**What you have to do**
In full and unchanged, output the entries that follow.

[Material shown — start]

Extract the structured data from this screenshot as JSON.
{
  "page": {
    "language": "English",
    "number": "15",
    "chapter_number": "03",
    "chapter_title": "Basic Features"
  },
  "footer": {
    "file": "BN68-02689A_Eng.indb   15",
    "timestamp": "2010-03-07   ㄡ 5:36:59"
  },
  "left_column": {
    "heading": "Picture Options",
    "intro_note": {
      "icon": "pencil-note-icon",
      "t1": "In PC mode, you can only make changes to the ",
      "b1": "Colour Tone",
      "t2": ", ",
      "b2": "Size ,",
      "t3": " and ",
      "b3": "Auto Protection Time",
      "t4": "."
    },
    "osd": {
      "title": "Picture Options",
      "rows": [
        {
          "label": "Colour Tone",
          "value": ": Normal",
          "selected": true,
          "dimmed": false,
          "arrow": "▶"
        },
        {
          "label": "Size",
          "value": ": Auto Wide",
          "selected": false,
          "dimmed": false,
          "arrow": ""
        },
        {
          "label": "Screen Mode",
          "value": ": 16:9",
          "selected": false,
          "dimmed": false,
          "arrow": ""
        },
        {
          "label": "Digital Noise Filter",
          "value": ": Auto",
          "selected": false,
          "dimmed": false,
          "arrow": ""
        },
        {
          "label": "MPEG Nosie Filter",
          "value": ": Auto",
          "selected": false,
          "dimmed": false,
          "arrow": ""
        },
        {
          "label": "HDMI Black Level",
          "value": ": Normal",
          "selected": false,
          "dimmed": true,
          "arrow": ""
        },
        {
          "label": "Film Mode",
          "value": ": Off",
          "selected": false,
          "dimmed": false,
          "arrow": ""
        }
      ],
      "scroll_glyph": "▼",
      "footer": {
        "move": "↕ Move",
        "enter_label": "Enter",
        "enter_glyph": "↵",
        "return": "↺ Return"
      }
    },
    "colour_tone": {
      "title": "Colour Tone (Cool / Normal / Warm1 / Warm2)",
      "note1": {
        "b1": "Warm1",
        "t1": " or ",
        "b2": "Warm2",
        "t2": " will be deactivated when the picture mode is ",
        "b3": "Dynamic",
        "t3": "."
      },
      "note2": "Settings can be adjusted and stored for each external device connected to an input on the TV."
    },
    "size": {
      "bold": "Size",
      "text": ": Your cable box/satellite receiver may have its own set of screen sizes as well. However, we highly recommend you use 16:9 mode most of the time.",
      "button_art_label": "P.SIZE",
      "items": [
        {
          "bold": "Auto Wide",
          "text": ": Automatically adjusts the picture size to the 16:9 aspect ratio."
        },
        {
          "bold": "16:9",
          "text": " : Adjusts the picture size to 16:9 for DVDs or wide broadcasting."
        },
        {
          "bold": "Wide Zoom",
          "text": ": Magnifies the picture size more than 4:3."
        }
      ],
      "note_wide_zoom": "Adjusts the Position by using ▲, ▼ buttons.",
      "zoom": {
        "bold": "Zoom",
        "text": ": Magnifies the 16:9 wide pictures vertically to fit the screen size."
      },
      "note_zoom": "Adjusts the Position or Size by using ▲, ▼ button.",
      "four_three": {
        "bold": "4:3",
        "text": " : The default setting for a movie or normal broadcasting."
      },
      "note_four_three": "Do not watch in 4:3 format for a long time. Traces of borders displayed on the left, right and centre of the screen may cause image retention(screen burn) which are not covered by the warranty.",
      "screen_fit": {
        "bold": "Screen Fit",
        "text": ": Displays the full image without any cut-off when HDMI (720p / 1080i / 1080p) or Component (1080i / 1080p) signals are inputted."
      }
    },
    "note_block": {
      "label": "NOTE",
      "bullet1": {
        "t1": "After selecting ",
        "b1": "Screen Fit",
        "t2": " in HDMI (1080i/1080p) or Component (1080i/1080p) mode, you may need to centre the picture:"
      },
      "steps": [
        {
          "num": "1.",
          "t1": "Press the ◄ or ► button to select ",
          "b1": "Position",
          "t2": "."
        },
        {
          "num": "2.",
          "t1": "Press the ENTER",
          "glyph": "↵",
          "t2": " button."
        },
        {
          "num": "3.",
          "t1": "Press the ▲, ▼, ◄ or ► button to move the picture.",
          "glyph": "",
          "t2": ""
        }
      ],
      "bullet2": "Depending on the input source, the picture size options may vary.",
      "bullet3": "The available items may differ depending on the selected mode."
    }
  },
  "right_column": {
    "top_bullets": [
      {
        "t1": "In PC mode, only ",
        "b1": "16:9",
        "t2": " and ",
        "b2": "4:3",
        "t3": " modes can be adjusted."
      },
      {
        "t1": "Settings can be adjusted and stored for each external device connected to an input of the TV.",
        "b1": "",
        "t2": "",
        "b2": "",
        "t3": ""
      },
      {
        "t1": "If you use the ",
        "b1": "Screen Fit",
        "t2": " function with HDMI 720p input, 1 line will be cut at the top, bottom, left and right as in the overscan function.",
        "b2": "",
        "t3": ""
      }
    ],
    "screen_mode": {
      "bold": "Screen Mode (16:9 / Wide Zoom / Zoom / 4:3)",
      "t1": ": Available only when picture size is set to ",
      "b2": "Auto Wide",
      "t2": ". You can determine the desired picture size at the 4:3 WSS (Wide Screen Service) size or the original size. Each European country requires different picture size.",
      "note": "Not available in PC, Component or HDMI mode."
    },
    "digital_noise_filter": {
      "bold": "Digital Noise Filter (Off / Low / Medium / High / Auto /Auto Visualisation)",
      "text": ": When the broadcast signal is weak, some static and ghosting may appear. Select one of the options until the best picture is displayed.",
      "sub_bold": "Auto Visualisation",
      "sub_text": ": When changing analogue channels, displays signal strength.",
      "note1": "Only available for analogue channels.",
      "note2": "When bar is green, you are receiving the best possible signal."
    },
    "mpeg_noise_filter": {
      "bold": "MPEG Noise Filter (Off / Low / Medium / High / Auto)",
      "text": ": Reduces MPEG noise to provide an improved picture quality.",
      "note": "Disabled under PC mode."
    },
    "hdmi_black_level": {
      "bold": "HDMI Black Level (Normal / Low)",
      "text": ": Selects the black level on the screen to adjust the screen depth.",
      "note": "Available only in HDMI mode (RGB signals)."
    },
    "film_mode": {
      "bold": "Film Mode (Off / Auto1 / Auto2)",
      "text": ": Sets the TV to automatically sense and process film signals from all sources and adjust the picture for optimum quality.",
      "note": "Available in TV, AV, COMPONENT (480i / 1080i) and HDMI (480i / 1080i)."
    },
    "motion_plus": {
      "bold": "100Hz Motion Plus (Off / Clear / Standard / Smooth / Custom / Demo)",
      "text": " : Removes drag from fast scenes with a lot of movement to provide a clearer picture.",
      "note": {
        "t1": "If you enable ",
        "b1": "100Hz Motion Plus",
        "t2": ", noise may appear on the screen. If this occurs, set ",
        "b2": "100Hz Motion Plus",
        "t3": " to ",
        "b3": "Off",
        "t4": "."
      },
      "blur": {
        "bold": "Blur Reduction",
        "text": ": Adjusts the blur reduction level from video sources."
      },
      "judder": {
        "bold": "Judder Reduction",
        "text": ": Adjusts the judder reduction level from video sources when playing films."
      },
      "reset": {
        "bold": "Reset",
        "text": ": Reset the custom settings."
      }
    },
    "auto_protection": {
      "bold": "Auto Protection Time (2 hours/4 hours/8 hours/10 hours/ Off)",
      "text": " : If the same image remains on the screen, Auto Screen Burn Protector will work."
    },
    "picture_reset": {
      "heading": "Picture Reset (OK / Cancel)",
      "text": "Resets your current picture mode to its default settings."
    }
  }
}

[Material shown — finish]

**Response area**
Extract the structured data from this screenshot as JSON.
{
  "page": {
    "language": "English",
    "number": "15",
    "chapter_number": "03",
    "chapter_title": "Basic Features"
  },
  "footer": {
    "file": "BN68-02689A_Eng.indb   15",
    "timestamp": "2010-03-07   ㄡ 5:36:59"
  },
  "left_column": {
    "heading": "Picture Options",
    "intro_note": {
      "icon": "pencil-note-icon",
      "t1": "In PC mode, you can only make changes to the ",
      "b1": "Colour Tone",
      "t2": ", ",
      "b2": "Size ,",
      "t3": " and ",
      "b3": "Auto Protection Time",
      "t4": "."
    },
    "osd": {
      "title": "Picture Options",
      "rows": [
        {
          "label": "Colour Tone",
          "value": ": Normal",
          "selected": true,
          "dimmed": false,
          "arrow": "▶"
        },
        {
          "label": "Size",
          "value": ": Auto Wide",
          "selected": false,
          "dimmed": false,
          "arrow": ""
        },
        {
          "label": "Screen Mode",
          "value": ": 16:9",
          "selected": false,
          "dimmed": false,
          "arrow": ""
        },
        {
          "label": "Digital Noise Filter",
          "value": ": Auto",
          "selected": false,
          "dimmed": false,
          "arrow": ""
        },
        {
          "label": "MPEG Nosie Filter",
          "value": ": Auto",
          "selected": false,
          "dimmed": false,
          "arrow": ""
        },
        {
          "label": "HDMI Black Level",
          "value": ": Normal",
          "selected": false,
          "dimmed": true,
          "arrow": ""
        },
        {
          "label": "Film Mode",
          "value": ": Off",
          "selected": false,
          "dimmed": false,
          "arrow": ""
        }
      ],
      "scroll_glyph": "▼",
      "footer": {
        "move": "↕ Move",
        "enter_label": "Enter",
        "enter_glyph": "↵",
        "return": "↺ Return"
      }
    },
    "colour_tone": {
      "title": "Colour Tone (Cool / Normal / Warm1 / Warm2)",
      "note1": {
        "b1": "Warm1",
        "t1": " or ",
        "b2": "Warm2",
        "t2": " will be deactivated when the picture mode is ",
        "b3": "Dynamic",
        "t3": "."
      },
      "note2": "Settings can be adjusted and stored for each external device connected to an input on the TV."
    },
    "size": {
      "bold": "Size",
      "text": ": Your cable box/satellite receiver may have its own set of screen sizes as well. However, we highly recommend you use 16:9 mode most of the time.",
      "button_art_label": "P.SIZE",
      "items": [
        {
          "bold": "Auto Wide",
          "text": ": Automatically adjusts the picture size to the 16:9 aspect ratio."
        },
        {
          "bold": "16:9",
          "text": " : Adjusts the picture size to 16:9 for DVDs or wide broadcasting."
        },
        {
          "bold": "Wide Zoom",
          "text": ": Magnifies the picture size more than 4:3."
        }
      ],
      "note_wide_zoom": "Adjusts the Position by using ▲, ▼ buttons.",
      "zoom": {
        "bold": "Zoom",
        "text": ": Magnifies the 16:9 wide pictures vertically to fit the screen size."
      },
      "note_zoom": "Adjusts the Position or Size by using ▲, ▼ button.",
      "four_three": {
        "bold": "4:3",
        "text": " : The default setting for a movie or normal broadcasting."
      },
      "note_four_three": "Do not watch in 4:3 format for a long time. Traces of borders displayed on the left, right and centre of the screen may cause image retention(screen burn) which are not covered by the warranty.",
      "screen_fit": {
        "bold": "Screen Fit",
        "text": ": Displays the full image without any cut-off when HDMI (720p / 1080i / 1080p) or Component (1080i / 1080p) signals are inputted."
      }
    },
    "note_block": {
      "label": "NOTE",
      "bullet1": {
        "t1": "After selecting ",
        "b1": "Screen Fit",
        "t2": " in HDMI (1080i/1080p) or Component (1080i/1080p) mode, you may need to centre the picture:"
      },
      "steps": [
        {
          "num": "1.",
          "t1": "Press the ◄ or ► button to select ",
          "b1": "Position",
          "t2": "."
        },
        {
          "num": "2.",
          "t1": "Press the ENTER",
          "glyph": "↵",
          "t2": " button."
        },
        {
          "num": "3.",
          "t1": "Press the ▲, ▼, ◄ or ► button to move the picture.",
          "glyph": "",
          "t2": ""
        }
      ],
      "bullet2": "Depending on the input source, the picture size options may vary.",
      "bullet3": "The available items may differ depending on the selected mode."
    }
  },
  "right_column": {
    "top_bullets": [
      {
        "t1": "In PC mode, only ",
        "b1": "16:9",
        "t2": " and ",
        "b2": "4:3",
        "t3": " modes can be adjusted."
      },
      {
        "t1": "Settings can be adjusted and stored for each external device connected to an input of the TV.",
        "b1": "",
        "t2": "",
        "b2": "",
        "t3": ""
      },
      {
        "t1": "If you use the ",
        "b1": "Screen Fit",
        "t2": " function with HDMI 720p input, 1 line will be cut at the top, bottom, left and right as in the overscan function.",
        "b2": "",
        "t3": ""
      }
    ],
    "screen_mode": {
      "bold": "Screen Mode (16:9 / Wide Zoom / Zoom / 4:3)",
      "t1": ": Available only when picture size is set to ",
      "b2": "Auto Wide",
      "t2": ". You can determine the desired picture size at the 4:3 WSS (Wide Screen Service) size or the original size. Each European country requires different picture size.",
      "note": "Not available in PC, Component or HDMI mode."
    },
    "digital_noise_filter": {
      "bold": "Digital Noise Filter (Off / Low / Medium / High / Auto /Auto Visualisation)",
      "text": ": When the broadcast signal is weak, some static and ghosting may appear. Select one of the options until the best picture is displayed.",
      "sub_bold": "Auto Visualisation",
      "sub_text": ": When changing analogue channels, displays signal strength.",
      "note1": "Only available for analogue channels.",
      "note2": "When bar is green, you are receiving the best possible signal."
    },
    "mpeg_noise_filter": {
      "bold": "MPEG Noise Filter (Off / Low / Medium / High / Auto)",
      "text": ": Reduces MPEG noise to provide an improved picture quality.",
      "note": "Disabled under PC mode."
    },
    "hdmi_black_level": {
      "bold": "HDMI Black Level (Normal / Low)",
      "text": ": Selects the black level on the screen to adjust the screen depth.",
      "note": "Available only in HDMI mode (RGB signals)."
    },
    "film_mode": {
      "bold": "Film Mode (Off / Auto1 / Auto2)",
      "text": ": Sets the TV to automatically sense and process film signals from all sources and adjust the picture for optimum quality.",
      "note": "Available in TV, AV, COMPONENT (480i / 1080i) and HDMI (480i / 1080i)."
    },
    "motion_plus": {
      "bold": "100Hz Motion Plus (Off / Clear / Standard / Smooth / Custom / Demo)",
      "text": " : Removes drag from fast scenes with a lot of movement to provide a clearer picture.",
      "note": {
        "t1": "If you enable ",
        "b1": "100Hz Motion Plus",
        "t2": ", noise may appear on the screen. If this occurs, set ",
        "b2": "100Hz Motion Plus",
        "t3": " to ",
        "b3": "Off",
        "t4": "."
      },
      "blur": {
        "bold": "Blur Reduction",
        "text": ": Adjusts the blur reduction level from video sources."
      },
      "judder": {
        "bold": "Judder Reduction",
        "text": ": Adjusts the judder reduction level from video sources when playing films."
      },
      "reset": {
        "bold": "Reset",
        "text": ": Reset the custom settings."
      }
    },
    "auto_protection": {
      "bold": "Auto Protection Time (2 hours/4 hours/8 hours/10 hours/ Off)",
      "text": " : If the same image remains on the screen, Auto Screen Burn Protector will work."
    },
    "picture_reset": {
      "heading": "Picture Reset (OK / Cancel)",
      "text": "Resets your current picture mode to its default settings."
    }
  }
}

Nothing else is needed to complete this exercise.